Highlights included "Don't Forget To Call Me" and "I Want To Be Loved By You", as well as a few brand new songs, one of which, the high energy "Waiting", was my favourite of the set, and a couple covers; Shania Twain's "Whose Bed Have Your Boots Been Under" and the final song, a fantastic version of the Rolling Stones' "Gimmer Shelter", which ending with each member leaving the stage one by one until only drummer Richard Brown was left.

Next up was The Never Surprise,  the duo of David Gaudet and Nick Eakins joined by a few familiar faces; Niko Friesen on drums, Robbie Driscoll on bass and Andrew Braun on keys. Starting off with the catchy "Sun Goes Down", the set was full of their smooth, indie-folk sound. I have seen them a few times before, but this was the first time where they added keys to the mix, and it helped flesh out their sound exponentially. The band also had a great presence, though there wasn't much between songs -- though David did joke at one point they were working on their banter.

And finally, The Mocking Bird hit the stage, a little after midnight.
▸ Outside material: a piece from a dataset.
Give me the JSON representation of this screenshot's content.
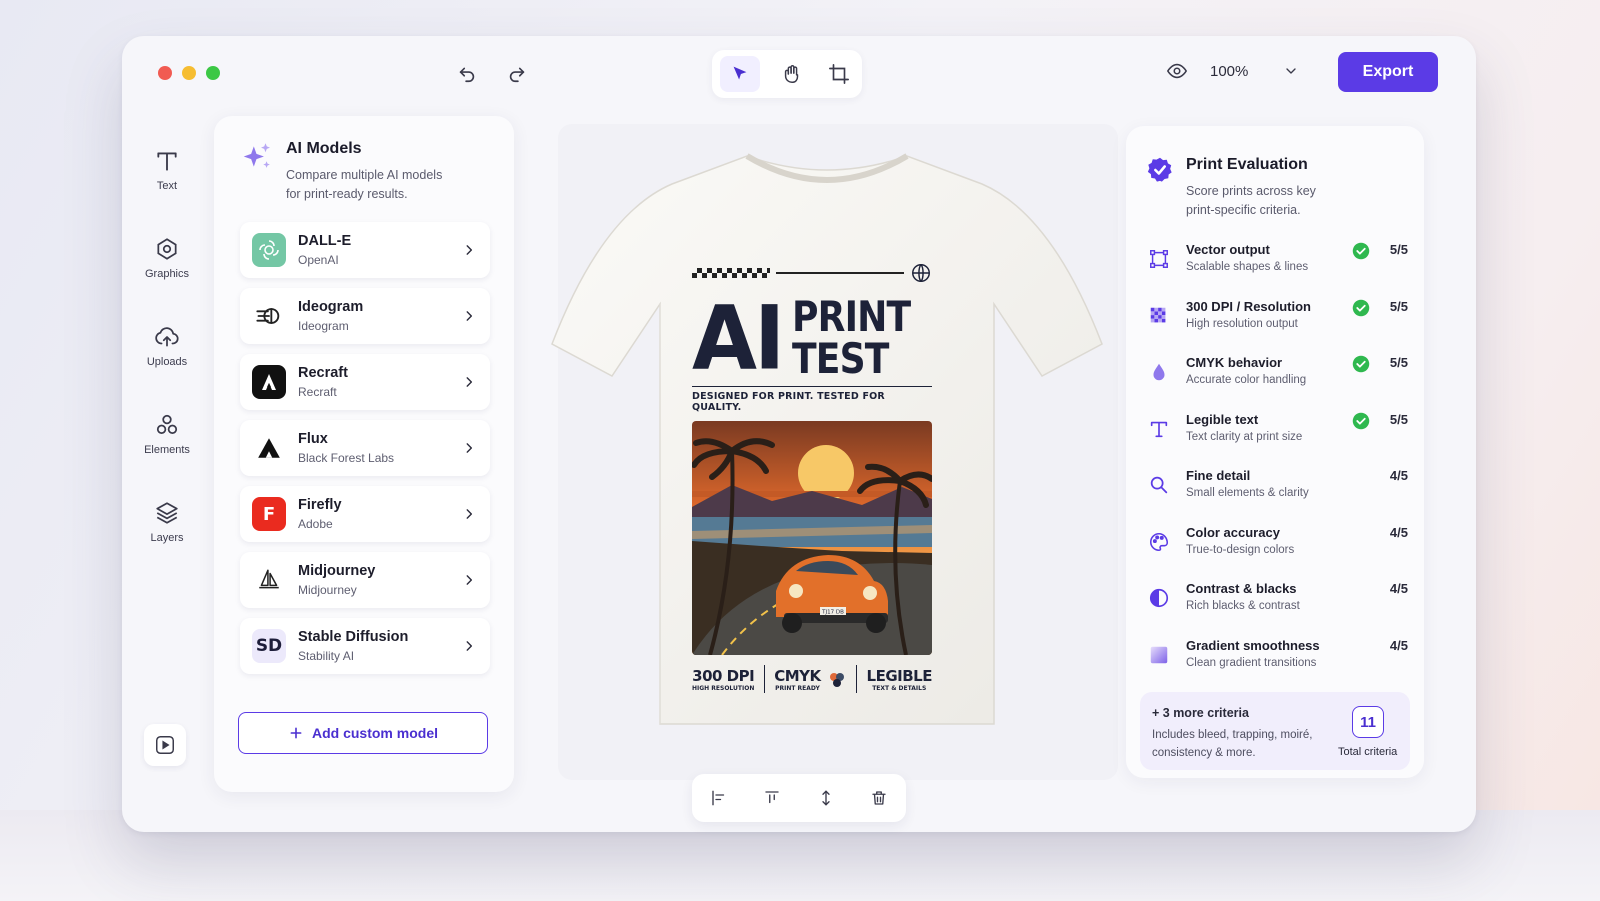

Joining Bob Kemmis -- all in matching shirts -- was a great assembly of talent, including Erik P.H. Nielsen on bass (who also played with Ali earlier), Pat Steward on drums and Shaun Verreault on guitar. There was also a small horn section on a few songs, packing the small stage at the Media Club with nearly a dozen musicians.
The set started off with "Grace", the first song off of No Good Deed Goes Unpunished, which immediately set the tone for the ridiculously catchy, roots-rock, with great and clever lyrics. Other highlights were the insanely catchy "Where's Your Get Up?" and the dark "Love You Hated Him" which built to a huge ending.
Once again, Kemmis was a great stage presence, with a charm and sense of humour that was evident in both the songs and banter, and the combined talent and experience on stage came together for a fantastic band.

Unfortunately, due to the set starting after midnight and transit cutting off at 1, I had to run and miss the tail end of the set, which I hate, but aside from my pet peeve of shows where the headliner ends up going on at almost 12:30, it was a pretty great show; a night full of excellent local musicians.